WHAT IS BEING ASKED: Print the entries exactly as they appear, and omit any images.

[Opening EXTRACTED ENTRIES section]

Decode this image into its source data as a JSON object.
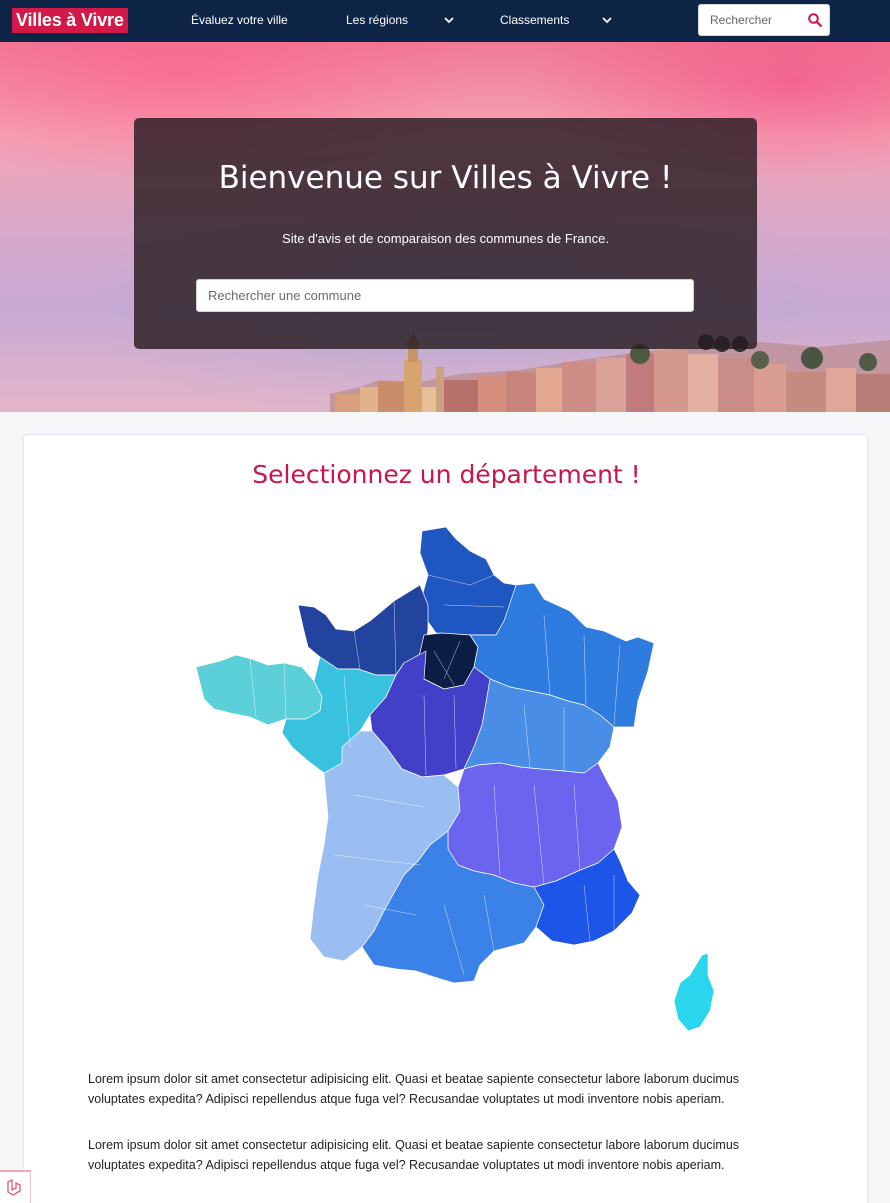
{
  "navbar": {
    "logo": "Villes à Vivre",
    "items": [
      {
        "label": "Évaluez votre ville"
      },
      {
        "label": "Les régions"
      },
      {
        "label": "Classements"
      }
    ],
    "search_placeholder": "Rechercher"
  },
  "hero": {
    "title": "Bienvenue sur Villes à Vivre !",
    "subtitle": "Site d'avis et de comparaison des communes de France.",
    "search_placeholder": "Rechercher une commune"
  },
  "main": {
    "title": "Selectionnez un département !",
    "paragraphs": [
      "Lorem ipsum dolor sit amet consectetur adipisicing elit. Quasi et beatae sapiente consectetur labore laborum ducimus voluptates expedita? Adipisci repellendus atque fuga vel? Recusandae voluptates ut modi inventore nobis aperiam.",
      "Lorem ipsum dolor sit amet consectetur adipisicing elit. Quasi et beatae sapiente consectetur labore laborum ducimus voluptates expedita? Adipisci repellendus atque fuga vel? Recusandae voluptates ut modi inventore nobis aperiam."
    ]
  },
  "colors": {
    "navbar_bg": "#0f2548",
    "brand": "#d11a48",
    "title_accent": "#c8164a",
    "regions": {
      "hauts_de_france": "#1f57c2",
      "normandie": "#23449e",
      "ile_de_france": "#0b1f45",
      "grand_est": "#2e7be0",
      "bretagne": "#5bd0d8",
      "pays_de_la_loire": "#38c2e0",
      "centre_val_de_loire": "#4240c8",
      "bourgogne_franche_comte": "#4a8de6",
      "nouvelle_aquitaine": "#9bbef2",
      "auvergne_rhone_alpes": "#6a64ee",
      "occitanie": "#3b82e8",
      "provence_alpes_cote_d_azur": "#1c55e8",
      "corse": "#2ad6ee"
    }
  },
  "icons": {
    "search": "search-icon",
    "chevron": "chevron-down-icon",
    "footer": "laravel-icon"
  }
}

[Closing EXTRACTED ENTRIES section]

SOLUTION:
Decode this image into its source data as a JSON object.
{
  "navbar": {
    "logo": "Villes à Vivre",
    "items": [
      {
        "label": "Évaluez votre ville"
      },
      {
        "label": "Les régions"
      },
      {
        "label": "Classements"
      }
    ],
    "search_placeholder": "Rechercher"
  },
  "hero": {
    "title": "Bienvenue sur Villes à Vivre !",
    "subtitle": "Site d'avis et de comparaison des communes de France.",
    "search_placeholder": "Rechercher une commune"
  },
  "main": {
    "title": "Selectionnez un département !",
    "paragraphs": [
      "Lorem ipsum dolor sit amet consectetur adipisicing elit. Quasi et beatae sapiente consectetur labore laborum ducimus voluptates expedita? Adipisci repellendus atque fuga vel? Recusandae voluptates ut modi inventore nobis aperiam.",
      "Lorem ipsum dolor sit amet consectetur adipisicing elit. Quasi et beatae sapiente consectetur labore laborum ducimus voluptates expedita? Adipisci repellendus atque fuga vel? Recusandae voluptates ut modi inventore nobis aperiam."
    ]
  },
  "colors": {
    "navbar_bg": "#0f2548",
    "brand": "#d11a48",
    "title_accent": "#c8164a",
    "regions": {
      "hauts_de_france": "#1f57c2",
      "normandie": "#23449e",
      "ile_de_france": "#0b1f45",
      "grand_est": "#2e7be0",
      "bretagne": "#5bd0d8",
      "pays_de_la_loire": "#38c2e0",
      "centre_val_de_loire": "#4240c8",
      "bourgogne_franche_comte": "#4a8de6",
      "nouvelle_aquitaine": "#9bbef2",
      "auvergne_rhone_alpes": "#6a64ee",
      "occitanie": "#3b82e8",
      "provence_alpes_cote_d_azur": "#1c55e8",
      "corse": "#2ad6ee"
    }
  },
  "icons": {
    "search": "search-icon",
    "chevron": "chevron-down-icon",
    "footer": "laravel-icon"
  }
}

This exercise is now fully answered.